But is it Wool Felt? Or Felted Wool?
For some, these two textiles are often misunderstood and can be confusing. While their origin – wool roving - is the same, wool felt and felted wool are completely different textiles; their look and feel is distinct. Let's see how.
Sheep to Roving
When sheep (or any other wooly animal) are sheared, we get piles of raw wool fiber; thank you sheep! These fibers are then cleaned and carded (the process of breaking up unorganized clumps of fiber and realigning them). The result is what we call wool roving. Now here's where each textile goes its separate way.
Wool Felt is a non-woven textile. There is no thread or weaving involved in production. It originates as wool roving and by adding heat, moisture and agitation, the roving compacts and matts together tightly to form what we refer to as pure wool felt.
Wool felt blends are also made using the process described above but with a combination of wool fibers and those from another material. The most common combination is wool and rayon, a non-synthetic man-made fiber derived from wood pulp. Rayon's properties are similar to those of cotton and linen, making it an excellent choice for wool blends.
Felted Wool is a woven textile. There is thread and weaving involved. Like wool felt, it originates as wool roving, but the roving is spun into thread after being cleaned and carded. This thread is then woven into wool cloth, which is washed in hot water and dried on high heat to emulate the “add heat, moisture and agitation” process used to make wool felt. This process turns wool fabric into felted wool.
Felted wool contracts into a thicker 'puffier' texture than the original cloth.

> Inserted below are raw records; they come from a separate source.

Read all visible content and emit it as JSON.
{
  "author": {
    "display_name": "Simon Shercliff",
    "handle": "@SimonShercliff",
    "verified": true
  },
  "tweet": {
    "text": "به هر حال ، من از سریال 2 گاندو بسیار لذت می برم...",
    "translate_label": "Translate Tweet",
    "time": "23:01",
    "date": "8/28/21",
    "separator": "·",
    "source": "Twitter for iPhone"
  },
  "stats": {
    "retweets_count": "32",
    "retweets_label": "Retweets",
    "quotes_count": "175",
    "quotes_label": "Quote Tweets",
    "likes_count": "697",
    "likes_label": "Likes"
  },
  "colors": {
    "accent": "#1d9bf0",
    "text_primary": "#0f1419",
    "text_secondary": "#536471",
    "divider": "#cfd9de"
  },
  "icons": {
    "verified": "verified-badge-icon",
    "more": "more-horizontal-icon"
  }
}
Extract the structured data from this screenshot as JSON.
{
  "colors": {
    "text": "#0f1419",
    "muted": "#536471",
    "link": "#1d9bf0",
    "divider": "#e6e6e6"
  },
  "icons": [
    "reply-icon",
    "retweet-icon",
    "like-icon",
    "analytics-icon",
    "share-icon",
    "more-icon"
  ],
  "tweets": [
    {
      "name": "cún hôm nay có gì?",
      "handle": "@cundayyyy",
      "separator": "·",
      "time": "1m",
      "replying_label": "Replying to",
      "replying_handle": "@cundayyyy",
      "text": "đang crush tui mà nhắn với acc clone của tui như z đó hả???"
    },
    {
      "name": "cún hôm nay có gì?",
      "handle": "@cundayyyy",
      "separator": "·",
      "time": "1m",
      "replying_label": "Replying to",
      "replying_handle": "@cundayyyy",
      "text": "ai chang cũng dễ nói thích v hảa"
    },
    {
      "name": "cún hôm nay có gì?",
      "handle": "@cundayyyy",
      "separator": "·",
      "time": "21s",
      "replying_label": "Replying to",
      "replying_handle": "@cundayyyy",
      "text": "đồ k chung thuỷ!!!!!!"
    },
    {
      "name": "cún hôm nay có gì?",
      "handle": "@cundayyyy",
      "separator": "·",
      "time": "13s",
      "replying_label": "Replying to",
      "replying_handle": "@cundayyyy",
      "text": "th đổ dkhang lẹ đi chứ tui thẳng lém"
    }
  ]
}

This puffiness translates into “soft and fluffy,” which is why we love it! The results you achieve when felting wool will vary depending on the weave of the fabric, the wool content (whether or not it is 100% pure wool) and wash/dry temperatures.
Wool roving is also spun into yarn, which is used for knitting wool sweaters and accessories such as scarves and mittens. You can “felt” these knitted items as well but regardless of your wash/dry temperatures, they will not compact as tightly as wool fabric woven from thread. Wool yarn is considerably thicker than wool thread and knitting is much less taught than weaving. Homemade felt from a knitted garment has a much looser, bulkier texture and is more likely to fray.
Both are Wonderful!
Each of these two textiles are dreamy to work with. I love wool felt because it is soft yet strong and durable for making softies. It is available in a myriad of rich, vibrant colors that are lightfast and uniform throughout. It doesn't fray or pill and hand-sews like butter.
Felted wool offers endless possibilities when it comes to color and is available in richly textured patterns and plaids. It is fabulous for soft appliqué projects and making softie clothes with a hint of drape.